Print all of the records below again without a single difference.

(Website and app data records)
^^^^^^^^

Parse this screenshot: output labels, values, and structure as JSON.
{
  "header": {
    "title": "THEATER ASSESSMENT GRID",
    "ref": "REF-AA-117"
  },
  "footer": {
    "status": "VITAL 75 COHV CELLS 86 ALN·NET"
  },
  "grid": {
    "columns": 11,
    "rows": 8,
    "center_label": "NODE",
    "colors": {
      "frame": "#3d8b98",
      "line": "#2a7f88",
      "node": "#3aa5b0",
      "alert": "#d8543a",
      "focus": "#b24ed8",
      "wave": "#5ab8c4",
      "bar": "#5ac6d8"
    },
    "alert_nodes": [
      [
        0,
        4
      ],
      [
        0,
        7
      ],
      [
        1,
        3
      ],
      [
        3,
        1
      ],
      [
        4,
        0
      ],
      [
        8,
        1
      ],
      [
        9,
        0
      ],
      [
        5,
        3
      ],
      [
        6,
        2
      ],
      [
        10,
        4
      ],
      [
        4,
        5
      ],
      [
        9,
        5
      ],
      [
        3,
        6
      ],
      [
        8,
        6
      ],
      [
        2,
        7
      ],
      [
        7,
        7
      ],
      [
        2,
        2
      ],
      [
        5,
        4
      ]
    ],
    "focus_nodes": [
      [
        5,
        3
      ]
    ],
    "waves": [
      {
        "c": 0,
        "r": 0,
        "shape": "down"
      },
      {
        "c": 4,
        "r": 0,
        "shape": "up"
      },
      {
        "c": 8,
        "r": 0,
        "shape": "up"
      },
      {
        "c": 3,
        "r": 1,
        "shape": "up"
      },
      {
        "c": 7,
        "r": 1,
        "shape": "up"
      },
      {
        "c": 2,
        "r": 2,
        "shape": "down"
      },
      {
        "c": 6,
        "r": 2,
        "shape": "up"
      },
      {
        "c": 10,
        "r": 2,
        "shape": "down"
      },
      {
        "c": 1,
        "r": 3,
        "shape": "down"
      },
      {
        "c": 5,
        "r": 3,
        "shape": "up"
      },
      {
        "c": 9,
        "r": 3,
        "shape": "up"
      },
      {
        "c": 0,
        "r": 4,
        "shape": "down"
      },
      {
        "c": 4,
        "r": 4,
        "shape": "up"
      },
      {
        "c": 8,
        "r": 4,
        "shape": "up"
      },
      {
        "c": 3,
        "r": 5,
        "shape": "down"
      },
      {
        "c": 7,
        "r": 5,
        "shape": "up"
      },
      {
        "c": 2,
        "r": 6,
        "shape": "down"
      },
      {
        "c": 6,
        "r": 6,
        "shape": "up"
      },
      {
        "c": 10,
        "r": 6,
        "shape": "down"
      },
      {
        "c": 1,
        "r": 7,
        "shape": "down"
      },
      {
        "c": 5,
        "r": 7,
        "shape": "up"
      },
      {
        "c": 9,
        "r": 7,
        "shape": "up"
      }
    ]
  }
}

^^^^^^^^

Result below -
Parse this screenshot: output labels, values, and structure as JSON.
{
  "header": {
    "title": "THEATER ASSESSMENT GRID",
    "ref": "REF-AA-117"
  },
  "footer": {
    "status": "VITAL 75 COHV CELLS 86 ALN·NET"
  },
  "grid": {
    "columns": 11,
    "rows": 8,
    "center_label": "NODE",
    "colors": {
      "frame": "#3d8b98",
      "line": "#2a7f88",
      "node": "#3aa5b0",
      "alert": "#d8543a",
      "focus": "#b24ed8",
      "wave": "#5ab8c4",
      "bar": "#5ac6d8"
    },
    "alert_nodes": [
      [
        0,
        4
      ],
      [
        0,
        7
      ],
      [
        1,
        3
      ],
      [
        3,
        1
      ],
      [
        4,
        0
      ],
      [
        8,
        1
      ],
      [
        9,
        0
      ],
      [
        5,
        3
      ],
      [
        6,
        2
      ],
      [
        10,
        4
      ],
      [
        4,
        5
      ],
      [
        9,
        5
      ],
      [
        3,
        6
      ],
      [
        8,
        6
      ],
      [
        2,
        7
      ],
      [
        7,
        7
      ],
      [
        2,
        2
      ],
      [
        5,
        4
      ]
    ],
    "focus_nodes": [
      [
        5,
        3
      ]
    ],
    "waves": [
      {
        "c": 0,
        "r": 0,
        "shape": "down"
      },
      {
        "c": 4,
        "r": 0,
        "shape": "up"
      },
      {
        "c": 8,
        "r": 0,
        "shape": "up"
      },
      {
        "c": 3,
        "r": 1,
        "shape": "up"
      },
      {
        "c": 7,
        "r": 1,
        "shape": "up"
      },
      {
        "c": 2,
        "r": 2,
        "shape": "down"
      },
      {
        "c": 6,
        "r": 2,
        "shape": "up"
      },
      {
        "c": 10,
        "r": 2,
        "shape": "down"
      },
      {
        "c": 1,
        "r": 3,
        "shape": "down"
      },
      {
        "c": 5,
        "r": 3,
        "shape": "up"
      },
      {
        "c": 9,
        "r": 3,
        "shape": "up"
      },
      {
        "c": 0,
        "r": 4,
        "shape": "down"
      },
      {
        "c": 4,
        "r": 4,
        "shape": "up"
      },
      {
        "c": 8,
        "r": 4,
        "shape": "up"
      },
      {
        "c": 3,
        "r": 5,
        "shape": "down"
      },
      {
        "c": 7,
        "r": 5,
        "shape": "up"
      },
      {
        "c": 2,
        "r": 6,
        "shape": "down"
      },
      {
        "c": 6,
        "r": 6,
        "shape": "up"
      },
      {
        "c": 10,
        "r": 6,
        "shape": "down"
      },
      {
        "c": 1,
        "r": 7,
        "shape": "down"
      },
      {
        "c": 5,
        "r": 7,
        "shape": "up"
      },
      {
        "c": 9,
        "r": 7,
        "shape": "up"
      }
    ]
  }
}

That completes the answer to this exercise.